(Page and application data records)

****

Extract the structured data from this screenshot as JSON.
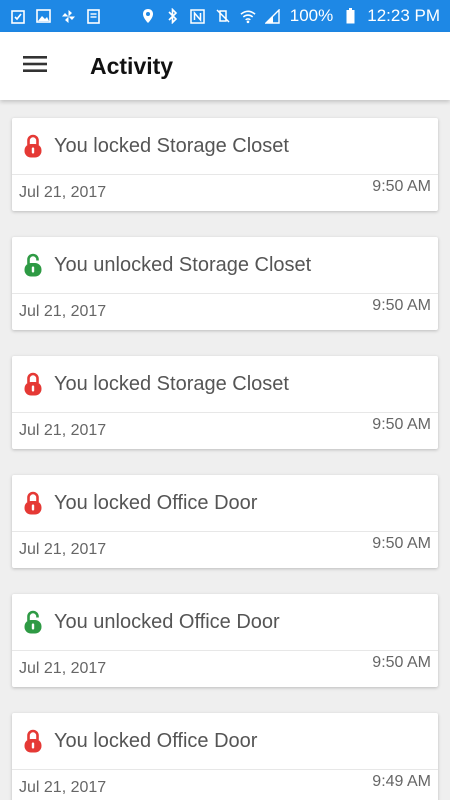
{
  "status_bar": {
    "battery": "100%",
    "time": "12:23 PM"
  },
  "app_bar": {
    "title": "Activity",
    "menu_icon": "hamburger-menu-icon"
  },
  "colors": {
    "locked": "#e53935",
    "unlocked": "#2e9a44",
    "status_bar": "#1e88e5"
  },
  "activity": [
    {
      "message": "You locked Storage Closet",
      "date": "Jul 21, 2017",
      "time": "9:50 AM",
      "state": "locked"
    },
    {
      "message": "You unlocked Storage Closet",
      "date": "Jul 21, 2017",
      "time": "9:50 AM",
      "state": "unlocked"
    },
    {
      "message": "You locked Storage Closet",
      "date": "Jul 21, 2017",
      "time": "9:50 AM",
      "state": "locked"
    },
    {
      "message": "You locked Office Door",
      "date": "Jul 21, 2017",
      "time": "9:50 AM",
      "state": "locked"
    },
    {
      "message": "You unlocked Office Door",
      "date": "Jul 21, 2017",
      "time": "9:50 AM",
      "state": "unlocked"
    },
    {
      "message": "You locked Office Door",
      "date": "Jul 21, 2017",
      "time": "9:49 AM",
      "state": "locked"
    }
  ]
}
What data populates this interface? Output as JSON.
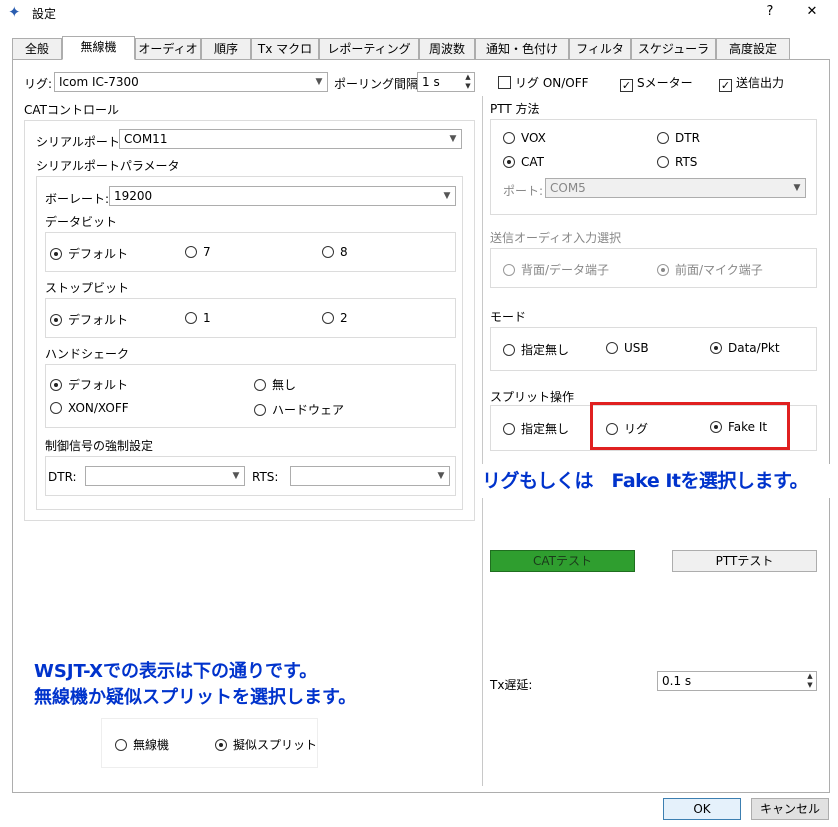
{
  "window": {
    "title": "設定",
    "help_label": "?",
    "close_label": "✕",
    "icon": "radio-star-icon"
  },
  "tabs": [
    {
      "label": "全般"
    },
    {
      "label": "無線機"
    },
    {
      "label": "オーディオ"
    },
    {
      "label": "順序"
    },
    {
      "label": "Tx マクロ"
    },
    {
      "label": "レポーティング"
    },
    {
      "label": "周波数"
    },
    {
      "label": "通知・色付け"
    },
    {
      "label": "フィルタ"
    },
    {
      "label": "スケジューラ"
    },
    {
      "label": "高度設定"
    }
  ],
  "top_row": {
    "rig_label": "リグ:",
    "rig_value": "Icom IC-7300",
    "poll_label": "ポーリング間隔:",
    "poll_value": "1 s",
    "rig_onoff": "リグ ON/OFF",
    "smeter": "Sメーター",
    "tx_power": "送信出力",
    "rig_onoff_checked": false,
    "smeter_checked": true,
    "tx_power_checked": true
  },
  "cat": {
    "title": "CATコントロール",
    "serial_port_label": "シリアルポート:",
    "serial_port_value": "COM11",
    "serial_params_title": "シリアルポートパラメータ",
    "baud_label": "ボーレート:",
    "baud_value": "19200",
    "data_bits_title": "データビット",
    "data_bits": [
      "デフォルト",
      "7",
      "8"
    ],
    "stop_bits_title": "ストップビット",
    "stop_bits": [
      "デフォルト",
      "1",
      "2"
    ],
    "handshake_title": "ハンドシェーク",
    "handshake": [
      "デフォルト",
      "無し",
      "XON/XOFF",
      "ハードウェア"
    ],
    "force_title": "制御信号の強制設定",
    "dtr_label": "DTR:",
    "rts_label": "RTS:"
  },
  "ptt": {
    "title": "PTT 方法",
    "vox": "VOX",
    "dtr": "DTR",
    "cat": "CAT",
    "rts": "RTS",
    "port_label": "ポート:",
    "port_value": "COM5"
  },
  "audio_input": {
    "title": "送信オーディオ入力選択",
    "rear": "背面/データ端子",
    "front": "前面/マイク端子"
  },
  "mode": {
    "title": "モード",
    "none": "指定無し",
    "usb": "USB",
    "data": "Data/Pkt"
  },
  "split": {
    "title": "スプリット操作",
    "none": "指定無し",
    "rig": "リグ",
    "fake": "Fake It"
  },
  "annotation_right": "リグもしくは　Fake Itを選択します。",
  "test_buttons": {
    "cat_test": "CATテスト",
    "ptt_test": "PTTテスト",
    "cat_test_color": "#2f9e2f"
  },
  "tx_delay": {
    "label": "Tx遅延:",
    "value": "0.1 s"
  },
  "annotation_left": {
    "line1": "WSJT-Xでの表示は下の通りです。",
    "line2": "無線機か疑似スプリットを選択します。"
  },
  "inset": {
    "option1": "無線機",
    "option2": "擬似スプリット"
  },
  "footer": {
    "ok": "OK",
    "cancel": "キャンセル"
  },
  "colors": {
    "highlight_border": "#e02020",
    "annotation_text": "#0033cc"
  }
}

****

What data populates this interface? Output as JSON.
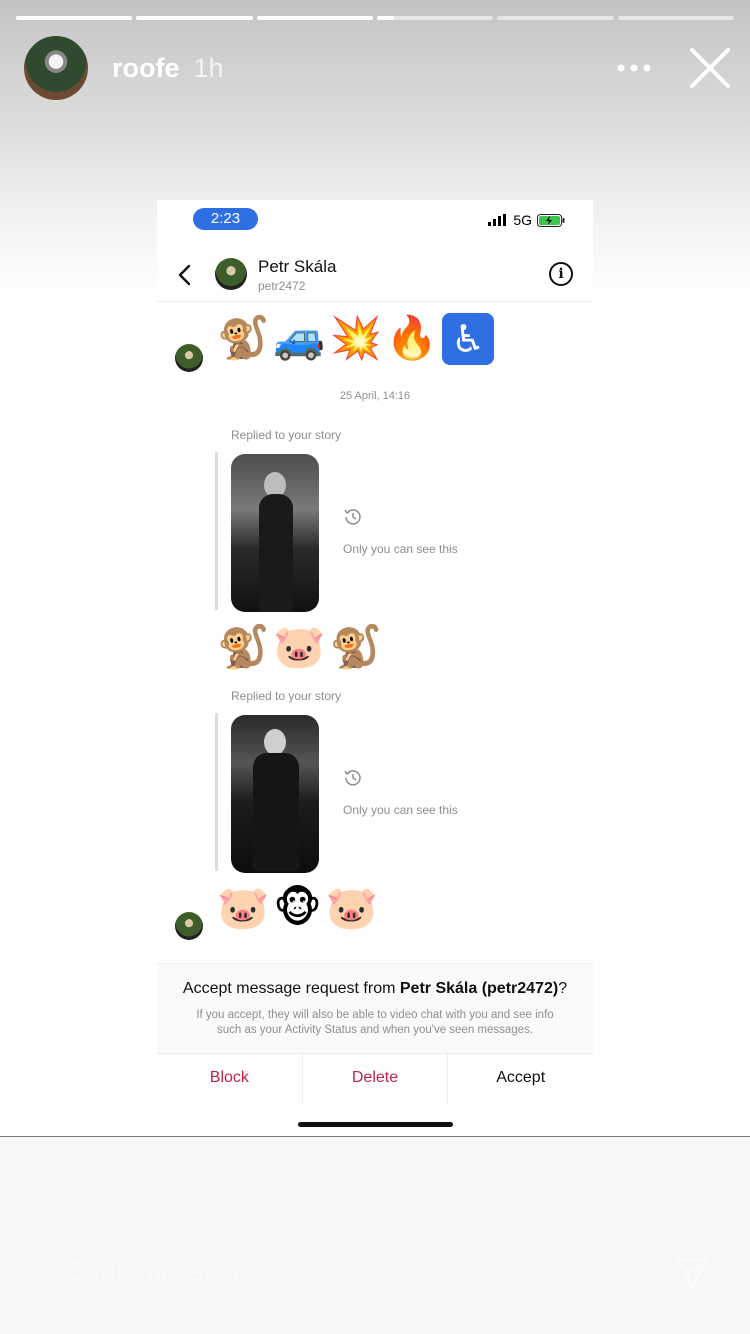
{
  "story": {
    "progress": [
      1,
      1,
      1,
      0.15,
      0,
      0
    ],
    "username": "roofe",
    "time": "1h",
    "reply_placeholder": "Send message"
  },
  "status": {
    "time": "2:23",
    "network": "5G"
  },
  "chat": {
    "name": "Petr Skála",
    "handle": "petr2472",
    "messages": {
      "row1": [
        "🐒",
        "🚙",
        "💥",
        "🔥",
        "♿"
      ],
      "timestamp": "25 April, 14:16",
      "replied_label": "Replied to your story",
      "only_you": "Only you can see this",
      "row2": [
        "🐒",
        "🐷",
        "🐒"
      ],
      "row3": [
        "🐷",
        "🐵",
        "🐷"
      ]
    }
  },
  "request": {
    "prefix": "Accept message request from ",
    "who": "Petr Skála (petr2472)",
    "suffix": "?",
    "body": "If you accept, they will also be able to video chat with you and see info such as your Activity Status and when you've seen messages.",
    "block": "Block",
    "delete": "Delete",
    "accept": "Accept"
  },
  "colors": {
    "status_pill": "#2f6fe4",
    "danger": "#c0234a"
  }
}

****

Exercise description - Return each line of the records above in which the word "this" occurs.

Task result -
Extract the structured data from this screenshot as JSON.
What data populates this interface? Output as JSON.
What data populates this interface? Output as JSON.
      "only_you": "Only you can see this",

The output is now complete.